Ten years later, the company’s latest project in Stamford visually echoes Bridgeport with Jerusalem stone that continues from the exterior to its prominent interior spaces that are designed for cultural celebrations. But the new property also aims to extend its mission beyond its Jewish faith.  “We don’t serve everyone because they’re Jewish. We serve everyone because we’re Jewish,” Banoff says. The new name—Mozaic—reflects not only that figurative goal, a tradition handed down by Moses, but is also a literal expression of the Etz Chaim mosaic in Bridgeport that continues to shine as a beacon for the company.

The Etz Chiam, or Tree of Life, is a mosaic of "leaves" engraved with the names of donors at Jewish Senior Services in Bridgeport, CT. Photo Courtesy Mozaic Senior Life

The Etz Chiam, or Tree of Life, is a mosaic of “leaves” engraved with the names of donors.
Photo Courtesy Mozaic Senior Life


Honoring Veterans and Their Communities

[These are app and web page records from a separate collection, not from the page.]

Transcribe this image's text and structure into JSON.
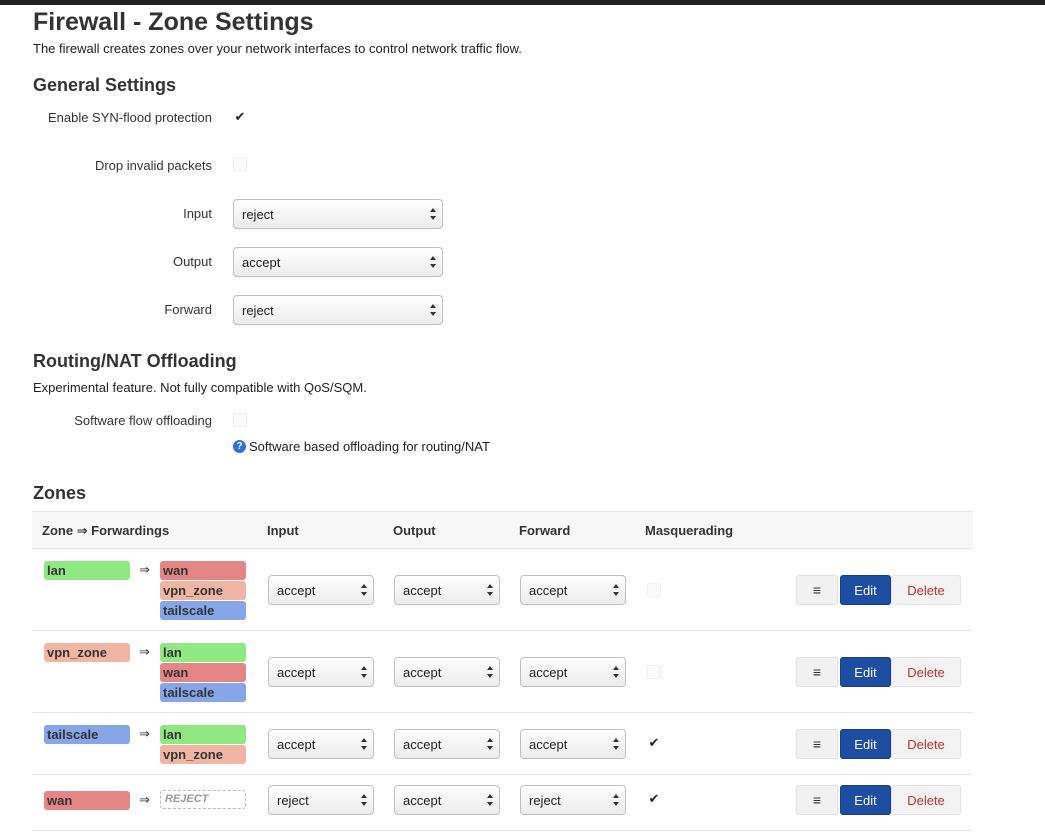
{
  "page": {
    "title": "Firewall - Zone Settings",
    "description": "The firewall creates zones over your network interfaces to control network traffic flow."
  },
  "general": {
    "title": "General Settings",
    "syn_flood": {
      "label": "Enable SYN-flood protection",
      "checked": true
    },
    "drop_invalid": {
      "label": "Drop invalid packets",
      "checked": false
    },
    "input": {
      "label": "Input",
      "value": "reject"
    },
    "output": {
      "label": "Output",
      "value": "accept"
    },
    "forward": {
      "label": "Forward",
      "value": "reject"
    }
  },
  "offloading": {
    "title": "Routing/NAT Offloading",
    "description": "Experimental feature. Not fully compatible with QoS/SQM.",
    "software_flow": {
      "label": "Software flow offloading",
      "checked": false
    },
    "hint": "Software based offloading for routing/NAT",
    "help_icon": "question-circle-icon"
  },
  "zones": {
    "title": "Zones",
    "columns": {
      "zone": "Zone ⇒ Forwardings",
      "input": "Input",
      "output": "Output",
      "forward": "Forward",
      "masq": "Masquerading"
    },
    "arrow": "⇒",
    "buttons": {
      "menu": "≡",
      "edit": "Edit",
      "delete": "Delete"
    },
    "colors": {
      "lan": "#90e882",
      "wan": "#e58686",
      "vpn_zone": "#f0b6a3",
      "tailscale": "#86a6e8"
    },
    "rows": [
      {
        "name": "lan",
        "forwards": [
          "wan",
          "vpn_zone",
          "tailscale"
        ],
        "input": "accept",
        "output": "accept",
        "forward": "accept",
        "masq": false
      },
      {
        "name": "vpn_zone",
        "forwards": [
          "lan",
          "wan",
          "tailscale"
        ],
        "input": "accept",
        "output": "accept",
        "forward": "accept",
        "masq": false
      },
      {
        "name": "tailscale",
        "forwards": [
          "lan",
          "vpn_zone"
        ],
        "input": "accept",
        "output": "accept",
        "forward": "accept",
        "masq": true
      },
      {
        "name": "wan",
        "forwards": [],
        "forward_placeholder": "REJECT",
        "input": "reject",
        "output": "accept",
        "forward": "reject",
        "masq": true
      }
    ]
  }
}
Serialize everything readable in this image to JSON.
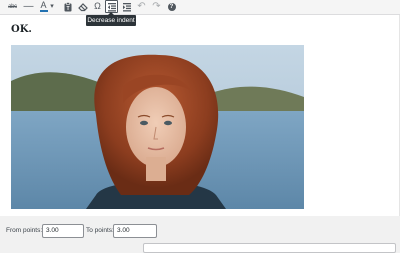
{
  "toolbar": {
    "buttons": [
      {
        "name": "strikethrough-button",
        "icon": "strikethrough-icon",
        "glyph": "abc"
      },
      {
        "name": "horizontal-line-button",
        "icon": "horizontal-line-icon",
        "glyph": "—"
      },
      {
        "name": "text-color-button",
        "icon": "text-color-icon",
        "glyph": "A"
      },
      {
        "name": "text-color-dropdown",
        "icon": "caret-down-icon",
        "glyph": "▾"
      },
      {
        "name": "paste-as-text-button",
        "icon": "clipboard-icon",
        "glyph": ""
      },
      {
        "name": "clear-formatting-button",
        "icon": "eraser-icon",
        "glyph": ""
      },
      {
        "name": "special-character-button",
        "icon": "omega-icon",
        "glyph": "Ω"
      },
      {
        "name": "decrease-indent-button",
        "icon": "outdent-icon",
        "glyph": ""
      },
      {
        "name": "increase-indent-button",
        "icon": "indent-icon",
        "glyph": ""
      },
      {
        "name": "undo-button",
        "icon": "undo-icon",
        "glyph": "↶"
      },
      {
        "name": "redo-button",
        "icon": "redo-icon",
        "glyph": "↷"
      },
      {
        "name": "help-button",
        "icon": "help-icon",
        "glyph": "?"
      }
    ],
    "active_button": "decrease-indent-button",
    "tooltip": "Decrease indent",
    "accent_color": "#50575e",
    "text_color_swatch": "#2271b1"
  },
  "editor": {
    "content_text": "OK.",
    "image": {
      "subject": "portrait-photo-woman-red-hair",
      "background": "lake-and-hills"
    }
  },
  "bottom": {
    "from_label": "From points:",
    "from_value": "3.00",
    "to_label": "To points:",
    "to_value": "3.00"
  }
}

Three new Veterans Administration homes in Minnesota, meanwhile, aim to reflect not only their residents’ proud military careers but also the unique characteristics of each community where they’re located. Perkins Eastman led the design for these homes in Preston, Montevideo, and Bemidji in what’s been hailed as a paradigm shift, changing the status quo from an institutional model and recognizing residents as individuals with full, independent lives. The cultural thread here is their status as veterans and their shared stories, triumphs, and struggles from active duty. In honor of that legacy, the design team designated space in each home to display plaques, medals, flags, and sculpture. The design and materials of each facility, furthermore, speak to the landscape. Despite VA design guidelines that dictate nearly identical layouts in each locale, their architectural expressions are all different:

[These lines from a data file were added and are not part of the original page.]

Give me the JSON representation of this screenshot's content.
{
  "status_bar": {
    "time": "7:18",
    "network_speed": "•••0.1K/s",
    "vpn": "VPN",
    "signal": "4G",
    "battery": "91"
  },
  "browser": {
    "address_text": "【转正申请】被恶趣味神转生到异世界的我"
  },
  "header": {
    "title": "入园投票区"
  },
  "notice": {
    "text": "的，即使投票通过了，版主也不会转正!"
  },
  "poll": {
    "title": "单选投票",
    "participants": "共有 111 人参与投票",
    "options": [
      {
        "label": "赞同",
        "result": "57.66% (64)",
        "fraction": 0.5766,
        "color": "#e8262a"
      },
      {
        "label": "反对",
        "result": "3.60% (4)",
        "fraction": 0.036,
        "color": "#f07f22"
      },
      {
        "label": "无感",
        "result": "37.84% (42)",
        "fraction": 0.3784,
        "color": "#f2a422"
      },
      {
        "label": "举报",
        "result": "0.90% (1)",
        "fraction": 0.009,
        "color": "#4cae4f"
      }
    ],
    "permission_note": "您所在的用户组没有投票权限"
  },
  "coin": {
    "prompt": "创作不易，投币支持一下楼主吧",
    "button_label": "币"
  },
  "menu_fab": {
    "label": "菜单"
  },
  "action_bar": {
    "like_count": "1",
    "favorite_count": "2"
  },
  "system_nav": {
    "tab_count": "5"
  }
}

VA Senior Living Home in Montevideo, MN

The Montevideo home was given a prairie style for its location in the state’s western prairies.
Rendering Copyright Perkins Eastman


Perkins Eastman celebrates groundbreaking of three Veteran's Homes in Minnesota 2

Preston, built on a promontory overlooking a farming community, is focused on those broad views.
Rendering Copyright Perkins Eastman


VA Senior Home in Bemidji, MN

The material selections for the Bemidji site channel a cabin in the woods. Rendering Copyright Perkins Eastman


Retiring in South Asian Style

Priya Senior Living, with locations in California, Michigan, and Texas (plus additional communities expected in the future), was built specifically to celebrate South Asian culture. Perkins Eastman is designing the communities in Rochester Hills, MI, and Richmond, TX, near Detroit and Houston respectively, with a focus on culture at various scales from program to finishes. Programmatic elements include amenities like a chai bar and a flexible lounge to accommodate everything from parlor games and karaoke to Bollywood movie nights.  Bright paint and finish colors suffuse each building, inspired by the palettes of saris and spice markets. The concept has taken off, founder Arun Paul says. He started with a single, repurposed apartment complex in California and has since expanded locally and nationally due to high demand from seniors wishing to be a part of a community that celebrates their heritage.

A rendering of the chai bar and Masti lounge at Priya Living in Rochester Hills, MI

Bold colors characterize the interiors of Priya Living in Rochester Hills, MI, where the main level features a chai bar, left, and the Masti Lounge through an arched entry beyond—a space named after the Hindi term for playful and fun. Rendering Courtesy Priya Living

Paul and Mozaic’s Banoff both emphasized that celebrating one culture shouldn’t exclude others. It’s an invitation, rather, to enhance the identities and representations residents bring with them to each senior living community. Residents want to live in a place that allows them to “feel good because they feel included and part of the community,” says Giraldo, Perkins Eastman’s senior living practice leader. Designing with culture in mind, he adds, further helps them strengthen their connections to place, friendship, memories, and faith as they move into the next chapter of their lives.